A bit about those beagles

The Clear Creek Beagles, unboxed

SOME of you might have noticed a little inconsistency in our photo of Clear Creek Beagles Master and huntsman Buck Wiseman’s coat. We posted the photo yesterday to show off Buck’s CCB hunt buttons, and it wasn’t until I downloaded the picture to post it on the blog that I noticed it, too: not all of those hunt buttons are for the CCB. The top one, also featuring a rabbit like the CCB buttons, has the initials R. F. B., a little difference that made me smile. Who knew Buck might have a slightly sentimental streak? Well, okay, Buck–we’ll call it “an appreciation of history,” if you prefer!

The RFB button at the top and the Clear Creek Beagles pack share a nice history.

The R. F. B. button is from the Rollington Foot Beagles, which pre-dated but contributed to the present-day Clear Creek Pack. I guess you could say it was an ancestor to the Clear Creek Beagles. Here’s how Buck described it in an e-mail to me this morning about the Clear Creek pack’s history:

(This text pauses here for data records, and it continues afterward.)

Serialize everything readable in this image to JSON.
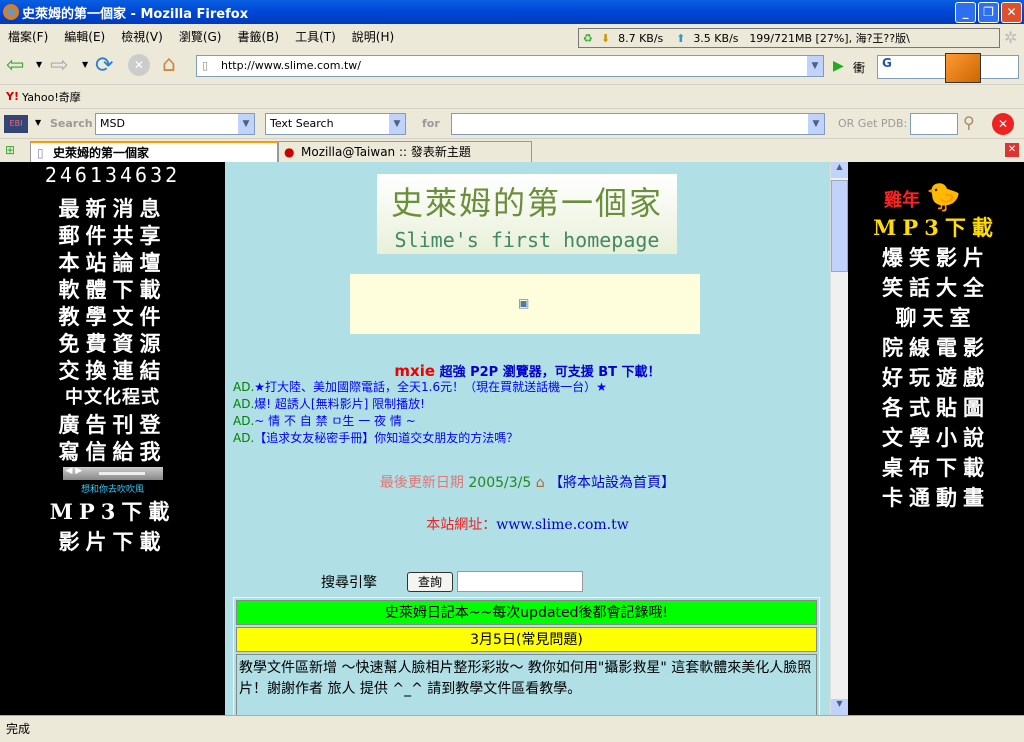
{
  "window": {
    "title": "史萊姆的第一個家 - Mozilla Firefox"
  },
  "menu": [
    "檔案(F)",
    "編輯(E)",
    "檢視(V)",
    "瀏覽(G)",
    "書籤(B)",
    "工具(T)",
    "說明(H)"
  ],
  "transfer": {
    "down": "8.7 KB/s",
    "up": "3.5 KB/s",
    "memory": "199/721MB [27%], 海?王??版\\"
  },
  "nav": {
    "url": "http://www.slime.com.tw/",
    "go_label": "衝",
    "search_engine": "G"
  },
  "bookmarks": [
    {
      "label": "Yahoo!奇摩"
    }
  ],
  "ebi": {
    "search_label": "Search",
    "db": "MSD",
    "mode": "Text Search",
    "for_label": "for",
    "for_value": "",
    "pdb_label": "OR Get PDB:"
  },
  "tabs": [
    {
      "label": "史萊姆的第一個家",
      "active": true
    },
    {
      "label": "Mozilla@Taiwan :: 發表新主題",
      "active": false
    }
  ],
  "left": {
    "counter": "246134632",
    "items": [
      "最新消息",
      "郵件共享",
      "本站論壇",
      "軟體下載",
      "教學文件",
      "免費資源",
      "交換連結",
      "中文化程式",
      "廣告刊登",
      "寫信給我"
    ],
    "song": "想和你去吹吹風",
    "items2": [
      "MP3下載",
      "影片下載"
    ]
  },
  "right": {
    "badge": "雞年",
    "items": [
      "MP3下載",
      "爆笑影片",
      "笑話大全",
      "聊天室",
      "院線電影",
      "好玩遊戲",
      "各式貼圖",
      "文學小說",
      "桌布下載",
      "卡通動畫"
    ]
  },
  "center": {
    "logo_line1": "史萊姆的第一個家",
    "logo_line2": "Slime's first homepage",
    "promo_brand": "mxie",
    "promo_text": " 超強 P2P 瀏覽器，可支援 BT 下載！",
    "ads": [
      {
        "prefix": "AD.",
        "text": "★打大陸、美加國際電話，全天1.6元！（現在買就送話機一台）★"
      },
      {
        "prefix": "AD.",
        "text": "爆! 超誘人[無料影片] 限制播放!"
      },
      {
        "prefix": "AD.",
        "text": "~ 情 不 自 禁 ㅁ生 一 夜 情 ~"
      },
      {
        "prefix": "AD.",
        "text": "【追求女友秘密手冊】你知道交女朋友的方法嗎？"
      }
    ],
    "updated_label": "最後更新日期",
    "updated_date": "2005/3/5",
    "set_home": "【將本站設為首頁】",
    "site_label": "本站網址：",
    "site_url": "www.slime.com.tw",
    "search_label": "搜尋引擎",
    "search_button": "查詢",
    "search_value": "",
    "diary_title": "史萊姆日記本~~每次updated後都會記錄哦!",
    "entry_date": "3月5日(常見問題)",
    "entry_text": "教學文件區新增 ～快速幫人臉相片整形彩妝～ 教你如何用\"攝影救星\" 這套軟體來美化人臉照片！謝謝作者 旅人 提供 ^_^ 請到教學文件區看教學。"
  },
  "status": "完成"
}
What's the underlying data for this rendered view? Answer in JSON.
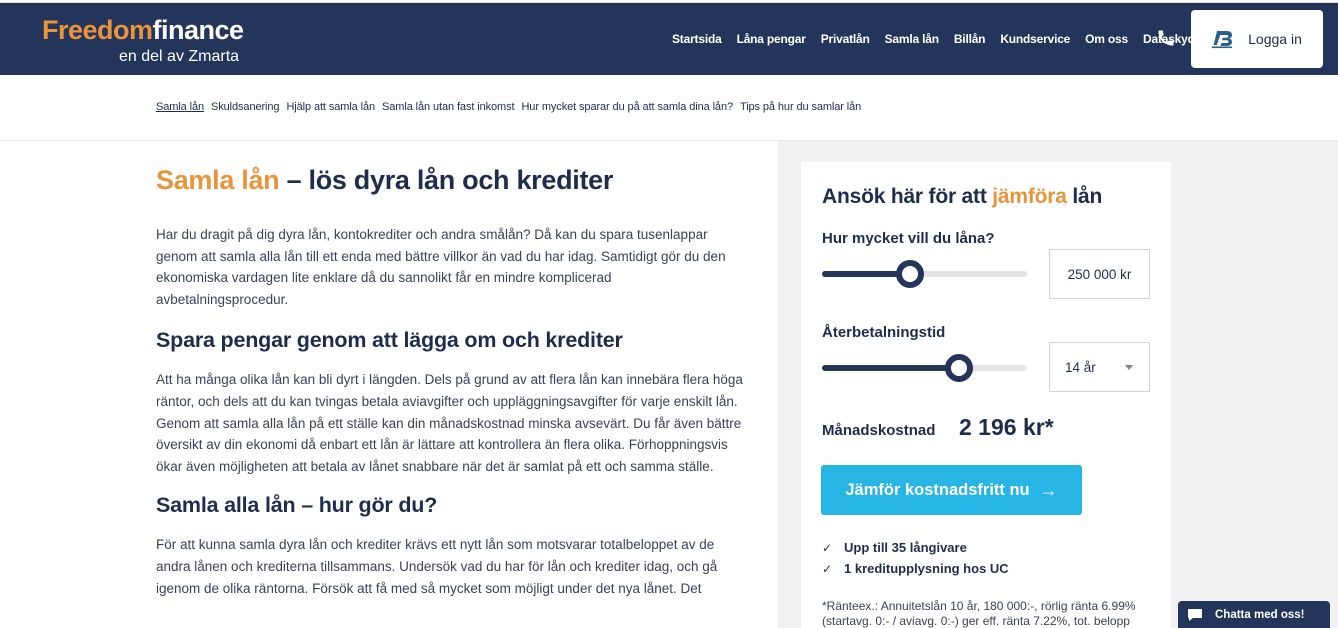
{
  "header": {
    "logo": {
      "part1": "Freedom",
      "part2": "finance",
      "subtitle": "en del av Zmarta"
    },
    "nav": [
      "Startsida",
      "Låna pengar",
      "Privatlån",
      "Samla lån",
      "Billån",
      "Kundservice",
      "Om oss",
      "Dataskydd"
    ],
    "phone_icon": "phone-icon",
    "login_label": "Logga in",
    "login_icon": "bankid-icon"
  },
  "subnav": [
    "Samla lån",
    "Skuldsanering",
    "Hjälp att samla lån",
    "Samla lån utan fast inkomst",
    "Hur mycket sparar du på att samla dina lån?",
    "Tips på hur du samlar lån"
  ],
  "article": {
    "title_accent": "Samla lån",
    "title_rest": " – lös dyra lån och krediter",
    "p1": "Har du dragit på dig dyra lån, kontokrediter och andra smålån? Då kan du spara tusenlappar genom att samla alla lån till ett enda med bättre villkor än vad du har idag. Samtidigt gör du den ekonomiska vardagen lite enklare då du sannolikt får en mindre komplicerad avbetalningsprocedur.",
    "h2a": "Spara pengar genom att lägga om och krediter",
    "p2": "Att ha många olika lån kan bli dyrt i längden. Dels på grund av att flera lån kan innebära flera höga räntor, och dels att du kan tvingas betala aviavgifter och uppläggningsavgifter för varje enskilt lån. Genom att samla alla lån på ett ställe kan din månadskostnad minska avsevärt. Du får även bättre översikt av din ekonomi då enbart ett lån är lättare att kontrollera än flera olika. Förhoppningsvis ökar även möjligheten att betala av lånet snabbare när det är samlat på ett och samma ställe.",
    "h2b": "Samla alla lån – hur gör du?",
    "p3": "För att kunna samla dyra lån och krediter krävs ett nytt lån som motsvarar totalbeloppet av de andra lånen och krediterna tillsammans. Undersök vad du har för lån och krediter idag, och gå igenom de olika räntorna. Försök att få med så mycket som möjligt under det nya lånet. Det"
  },
  "calculator": {
    "title_pre": "Ansök här för att ",
    "title_accent": "jämföra",
    "title_post": " lån",
    "amount_label": "Hur mycket vill du låna?",
    "amount_value": "250 000 kr",
    "amount_slider_fraction": 0.43,
    "term_label": "Återbetalningstid",
    "term_value": "14 år",
    "term_slider_fraction": 0.67,
    "monthly_label": "Månadskostnad",
    "monthly_value": "2 196 kr*",
    "cta_label": "Jämför kostnadsfritt nu",
    "checks": [
      "Upp till 35 långivare",
      "1 kreditupplysning hos UC"
    ],
    "footnote": "*Ränteex.: Annuitetslån 10 år, 180 000:-, rörlig ränta 6.99% (startavg. 0:- / aviavg. 0:-) ger eff. ränta 7.22%, tot. belopp"
  },
  "chat": {
    "label": "Chatta med oss!"
  },
  "colors": {
    "navy": "#24355b",
    "orange": "#e8943a",
    "cta": "#27b5e6"
  }
}
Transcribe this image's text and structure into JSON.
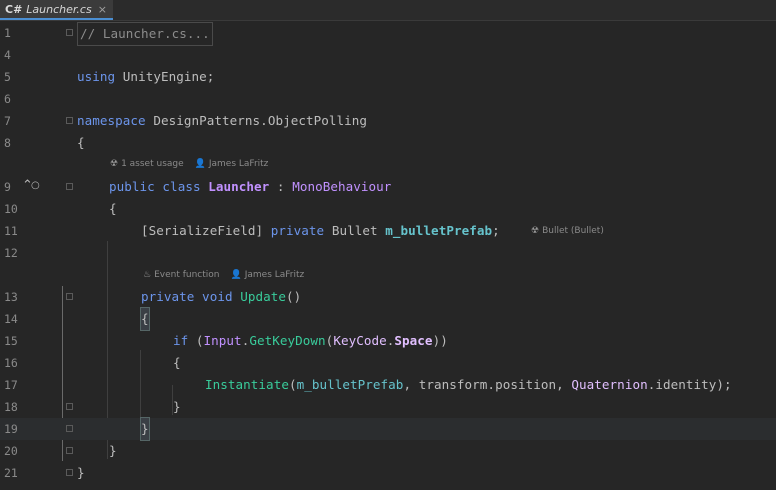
{
  "tab": {
    "lang": "C#",
    "filename": "Launcher.cs",
    "close": "×"
  },
  "lines": {
    "n1": "1",
    "n4": "4",
    "n5": "5",
    "n6": "6",
    "n7": "7",
    "n8": "8",
    "n9": "9",
    "n10": "10",
    "n11": "11",
    "n12": "12",
    "n13": "13",
    "n14": "14",
    "n15": "15",
    "n16": "16",
    "n17": "17",
    "n18": "18",
    "n19": "19",
    "n20": "20",
    "n21": "21"
  },
  "code": {
    "l1": "// Launcher.cs...",
    "l5_kw": "using",
    "l5_ns": " UnityEngine;",
    "l7_kw": "namespace",
    "l7_ns": " DesignPatterns.ObjectPolling",
    "l8": "{",
    "l9_kw": "public class ",
    "l9_cls": "Launcher",
    "l9_sep": " : ",
    "l9_base": "MonoBehaviour",
    "l10": "{",
    "l11_attr": "[SerializeField]",
    "l11_kw": " private ",
    "l11_type": "Bullet",
    "l11_sp": " ",
    "l11_field": "m_bulletPrefab",
    "l11_semi": ";",
    "l13_kw": "private void ",
    "l13_meth": "Update",
    "l13_par": "()",
    "l14": "{",
    "l15_kw": "if",
    "l15_p1": " (",
    "l15_cls": "Input",
    "l15_dot": ".",
    "l15_meth": "GetKeyDown",
    "l15_p2": "(",
    "l15_enum": "KeyCode",
    "l15_dot2": ".",
    "l15_val": "Space",
    "l15_p3": "))",
    "l16": "{",
    "l17_meth": "Instantiate",
    "l17_p1": "(",
    "l17_f1": "m_bulletPrefab",
    "l17_c1": ", ",
    "l17_f2": "transform",
    "l17_dot": ".",
    "l17_f3": "position",
    "l17_c2": ", ",
    "l17_struct": "Quaternion",
    "l17_dot2": ".",
    "l17_f4": "identity",
    "l17_end": ");",
    "l18": "}",
    "l19": "}",
    "l20": "}",
    "l21": "}"
  },
  "hints": {
    "usage": "1 asset usage",
    "author1": "James LaFritz",
    "bullet": "Bullet (Bullet)",
    "event": "Event function",
    "author2": "James LaFritz"
  },
  "colors": {
    "background": "#262626",
    "keyword": "#6c95eb",
    "class": "#c191ff",
    "method": "#39cc9b",
    "field": "#66c3cc",
    "tab_accent": "#4b8fd3"
  },
  "icons": {
    "unity": "unity-icon",
    "person": "person-icon",
    "event": "flame-icon",
    "override": "implements-icon"
  }
}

The Rollington Foot Beagles were a revival of E.B. Merry’s Merry Beagles from Gates Mills, Ohio.  Mrs. Merry had a nice pack, but in the mid 1970′s, she was getting older.  She sold the pack en masse to a purchaser who promised to keep them going.  He didn’t, and by 1979, the pack had dwindled to about 5 couples who were disbursed around with various breeders not connected to the National Beagle Club.  Mrs. Merry called the purchaser one day and essentially told him that she might have sold him the pack, but, damn it, it was still her pack, and she wanted it to be a pack.  The purchaser agreed to collect the remnants and sell them on, and I, who had just expressed a wish to have my own hounds again, got the call from Jack Oelsner, the then NBC President to see if I wanted them.  I did, threw kennels together in about three days and picked them up.
Mrs. Merry did not want them to be called the Merry going forward as she felt that I had to give them their own identity.  I did, with her permission, adopt her blue and green colors. At that time, we lived on Rollington Road near the Rollington community in Oldham County.  I remembered that John Cowperthwaite in New Jersey had had a pack called the Readington Foot Beagles, which I thought was a name which scanned well, so the pack became the Rollington Foot Beagles.
They were hunted as a purely private pack, mostly hunting the south end of Oldham County while the Fincastle Beagles hunted the north, until 1984 when I began to take a few subscriptions.  In 1987, Patrick Rodes, son of Jack and Ruby Rodes, the then Fincastle Masters along with Kennedy Clark, was moving to Texas.  Patrick had been hunting the FIncastle, and there was no obvious choice of a new huntsman.  I suggested that the two packs amalgamate as there was a great overlap in the followers anyway, and we had frequent joint meets.  The Fincastle had been founded in 1902 as Clear Creek Beagles.  Rather than have a double barreled name, we elected to revive the Clear Creek name and pick up the old Merry blue collar, a nice compromise, and away we went.

For the record, I love the name Merry Beagles. It suits pretty much every beagle I know.

The beagles on a less formal outing--and still very merry!

About these ads

2 thoughts on “A bit about those beagles

  1. Glennye,
    I forgot to mention in my account of the evolution of the Rollington Foot Beagles from the Merry that, in April, 1985, I was very pleased to be able to call Mrs. Merry to tell her that her “boys”, as she always called them regardless of sex, and their descendants, in the guise of the Rollington Foot, had won the Eight Couple at the Aldie Spring Trials. She was absolutely delighted.

Leave a Reply

Fill in your details below or click an icon to log in:

WordPress.com Logo

You are commenting using your WordPress.com account. Log Out / Change )

Twitter picture

You are commenting using your Twitter account. Log Out / Change )

Facebook photo

You are commenting using your Facebook account. Log Out / Change )

Google+ photo

You are commenting using your Google+ account. Log Out / Change )

Connecting to %s